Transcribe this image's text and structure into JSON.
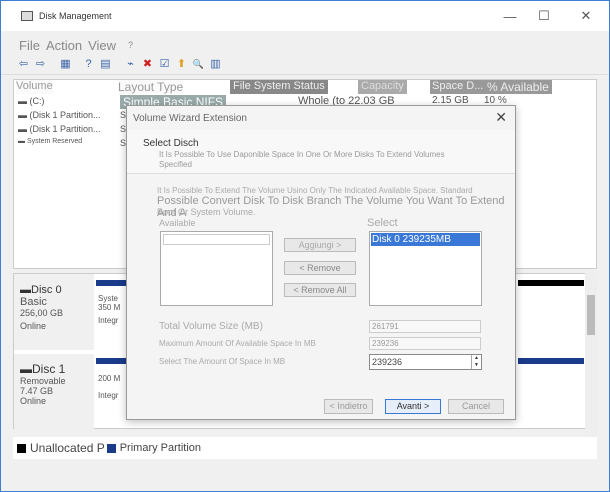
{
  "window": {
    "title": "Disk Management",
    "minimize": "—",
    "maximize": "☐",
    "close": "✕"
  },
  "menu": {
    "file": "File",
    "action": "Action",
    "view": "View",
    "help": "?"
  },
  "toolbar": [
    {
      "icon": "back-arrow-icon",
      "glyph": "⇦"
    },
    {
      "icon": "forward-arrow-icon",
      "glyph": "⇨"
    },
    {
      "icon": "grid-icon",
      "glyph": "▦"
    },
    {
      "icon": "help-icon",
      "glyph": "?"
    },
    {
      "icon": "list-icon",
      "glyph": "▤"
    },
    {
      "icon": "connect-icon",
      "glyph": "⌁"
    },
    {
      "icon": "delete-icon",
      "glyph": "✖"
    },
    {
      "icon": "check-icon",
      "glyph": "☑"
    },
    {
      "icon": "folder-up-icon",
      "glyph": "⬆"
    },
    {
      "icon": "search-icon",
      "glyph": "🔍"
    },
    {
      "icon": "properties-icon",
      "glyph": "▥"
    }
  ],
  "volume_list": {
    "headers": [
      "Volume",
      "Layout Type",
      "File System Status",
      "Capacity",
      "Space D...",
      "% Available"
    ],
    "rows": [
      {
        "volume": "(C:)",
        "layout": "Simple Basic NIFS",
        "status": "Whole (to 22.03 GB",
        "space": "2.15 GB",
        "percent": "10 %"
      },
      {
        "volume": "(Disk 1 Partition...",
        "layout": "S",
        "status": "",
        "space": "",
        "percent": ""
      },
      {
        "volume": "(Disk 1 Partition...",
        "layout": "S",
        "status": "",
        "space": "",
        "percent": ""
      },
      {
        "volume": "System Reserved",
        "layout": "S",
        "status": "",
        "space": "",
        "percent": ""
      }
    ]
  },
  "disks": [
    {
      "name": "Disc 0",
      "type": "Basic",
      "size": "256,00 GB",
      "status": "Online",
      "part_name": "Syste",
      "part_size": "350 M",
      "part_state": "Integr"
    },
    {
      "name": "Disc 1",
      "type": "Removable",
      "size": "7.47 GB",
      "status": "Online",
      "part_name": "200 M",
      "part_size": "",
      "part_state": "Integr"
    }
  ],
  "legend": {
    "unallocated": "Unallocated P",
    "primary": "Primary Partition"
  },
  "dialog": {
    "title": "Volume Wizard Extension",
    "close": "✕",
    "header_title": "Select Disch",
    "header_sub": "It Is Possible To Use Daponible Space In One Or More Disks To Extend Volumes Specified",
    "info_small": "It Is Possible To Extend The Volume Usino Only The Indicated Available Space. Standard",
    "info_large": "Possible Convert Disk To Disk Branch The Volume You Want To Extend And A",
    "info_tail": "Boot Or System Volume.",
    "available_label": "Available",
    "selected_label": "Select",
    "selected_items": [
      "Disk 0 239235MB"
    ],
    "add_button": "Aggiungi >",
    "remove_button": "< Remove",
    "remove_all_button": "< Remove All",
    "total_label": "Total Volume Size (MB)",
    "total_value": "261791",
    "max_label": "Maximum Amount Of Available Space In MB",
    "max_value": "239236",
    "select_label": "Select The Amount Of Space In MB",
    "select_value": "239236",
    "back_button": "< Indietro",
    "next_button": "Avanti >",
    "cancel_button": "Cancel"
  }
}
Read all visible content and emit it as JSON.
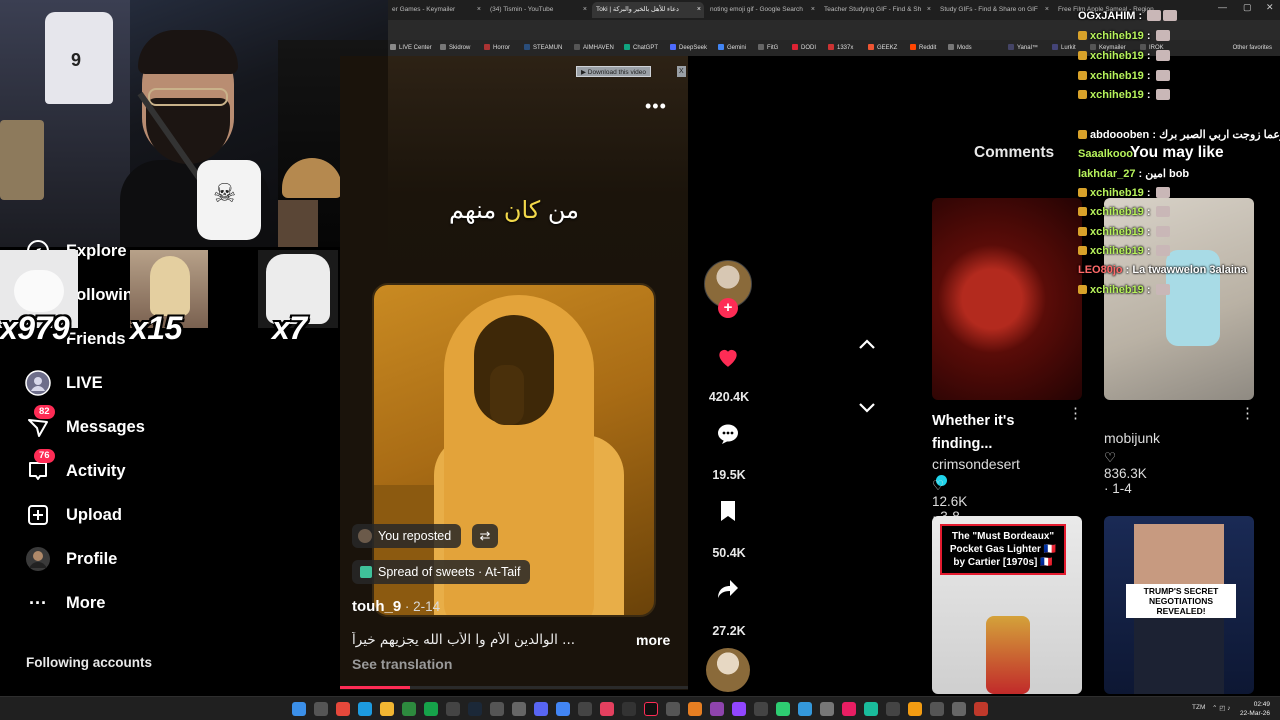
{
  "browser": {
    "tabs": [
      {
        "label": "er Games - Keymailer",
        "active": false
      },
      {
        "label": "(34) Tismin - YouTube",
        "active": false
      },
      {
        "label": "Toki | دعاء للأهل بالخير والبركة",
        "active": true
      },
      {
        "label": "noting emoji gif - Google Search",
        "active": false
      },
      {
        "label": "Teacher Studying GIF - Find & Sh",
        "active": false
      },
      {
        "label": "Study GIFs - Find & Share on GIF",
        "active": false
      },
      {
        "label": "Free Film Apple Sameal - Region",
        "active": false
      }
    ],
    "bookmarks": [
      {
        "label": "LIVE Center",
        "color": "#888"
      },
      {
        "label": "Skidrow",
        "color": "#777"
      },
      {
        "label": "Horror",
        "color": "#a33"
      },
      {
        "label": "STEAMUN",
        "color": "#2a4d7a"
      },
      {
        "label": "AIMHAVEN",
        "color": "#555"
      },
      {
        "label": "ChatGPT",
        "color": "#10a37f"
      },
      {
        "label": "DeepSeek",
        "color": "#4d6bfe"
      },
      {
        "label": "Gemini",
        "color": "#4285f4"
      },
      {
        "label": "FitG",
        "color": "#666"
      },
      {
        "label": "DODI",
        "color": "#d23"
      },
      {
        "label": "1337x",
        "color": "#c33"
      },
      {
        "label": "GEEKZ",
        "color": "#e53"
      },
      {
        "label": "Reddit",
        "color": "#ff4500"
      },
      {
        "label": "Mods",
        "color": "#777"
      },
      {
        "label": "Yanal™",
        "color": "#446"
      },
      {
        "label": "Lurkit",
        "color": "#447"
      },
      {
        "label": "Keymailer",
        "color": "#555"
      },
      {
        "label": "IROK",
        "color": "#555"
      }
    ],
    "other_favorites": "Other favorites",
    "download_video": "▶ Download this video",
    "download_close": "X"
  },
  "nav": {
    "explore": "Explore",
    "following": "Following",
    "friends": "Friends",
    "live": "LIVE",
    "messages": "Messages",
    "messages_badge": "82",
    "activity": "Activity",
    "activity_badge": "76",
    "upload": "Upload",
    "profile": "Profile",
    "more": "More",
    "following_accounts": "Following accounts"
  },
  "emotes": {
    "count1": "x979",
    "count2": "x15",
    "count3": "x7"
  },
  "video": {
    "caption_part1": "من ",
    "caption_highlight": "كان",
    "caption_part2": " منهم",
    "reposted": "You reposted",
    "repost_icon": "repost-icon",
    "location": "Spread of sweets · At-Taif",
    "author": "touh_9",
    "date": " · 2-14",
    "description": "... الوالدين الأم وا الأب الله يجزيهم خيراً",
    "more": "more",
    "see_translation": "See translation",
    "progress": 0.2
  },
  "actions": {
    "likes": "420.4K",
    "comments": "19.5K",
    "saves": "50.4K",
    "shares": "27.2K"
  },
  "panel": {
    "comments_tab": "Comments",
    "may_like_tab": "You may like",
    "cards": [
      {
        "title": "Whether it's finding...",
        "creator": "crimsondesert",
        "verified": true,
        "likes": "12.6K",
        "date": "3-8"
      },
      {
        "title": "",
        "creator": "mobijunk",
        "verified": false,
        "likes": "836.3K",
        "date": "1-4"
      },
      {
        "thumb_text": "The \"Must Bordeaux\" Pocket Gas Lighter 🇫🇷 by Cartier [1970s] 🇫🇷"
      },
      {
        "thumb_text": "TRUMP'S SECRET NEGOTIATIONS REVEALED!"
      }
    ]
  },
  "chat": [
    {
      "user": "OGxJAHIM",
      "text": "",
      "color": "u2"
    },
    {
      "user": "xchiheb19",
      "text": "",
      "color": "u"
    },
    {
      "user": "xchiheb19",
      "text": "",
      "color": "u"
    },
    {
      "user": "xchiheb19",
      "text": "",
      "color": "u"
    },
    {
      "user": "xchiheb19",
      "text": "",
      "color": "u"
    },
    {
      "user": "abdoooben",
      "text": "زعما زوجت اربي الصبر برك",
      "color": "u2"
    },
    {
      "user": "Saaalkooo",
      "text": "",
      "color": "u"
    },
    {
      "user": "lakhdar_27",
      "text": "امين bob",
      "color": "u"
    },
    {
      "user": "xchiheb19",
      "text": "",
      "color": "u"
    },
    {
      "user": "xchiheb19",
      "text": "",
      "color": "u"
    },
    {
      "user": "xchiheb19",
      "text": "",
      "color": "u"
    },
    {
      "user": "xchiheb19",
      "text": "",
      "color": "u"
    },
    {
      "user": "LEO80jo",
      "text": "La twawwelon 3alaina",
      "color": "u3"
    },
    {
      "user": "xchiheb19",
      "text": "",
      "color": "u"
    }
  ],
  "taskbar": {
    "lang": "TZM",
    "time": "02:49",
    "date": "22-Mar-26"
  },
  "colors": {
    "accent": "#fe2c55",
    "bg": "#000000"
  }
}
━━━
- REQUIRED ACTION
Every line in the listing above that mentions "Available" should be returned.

- RESPONSE FOR THIS EXERCISE
      "% Available"
    "info_small": "It Is Possible To Extend The Volume Usino Only The Indicated Available Space. Standard",
    "available_label": "Available",
    "max_label": "Maximum Amount Of Available Space In MB",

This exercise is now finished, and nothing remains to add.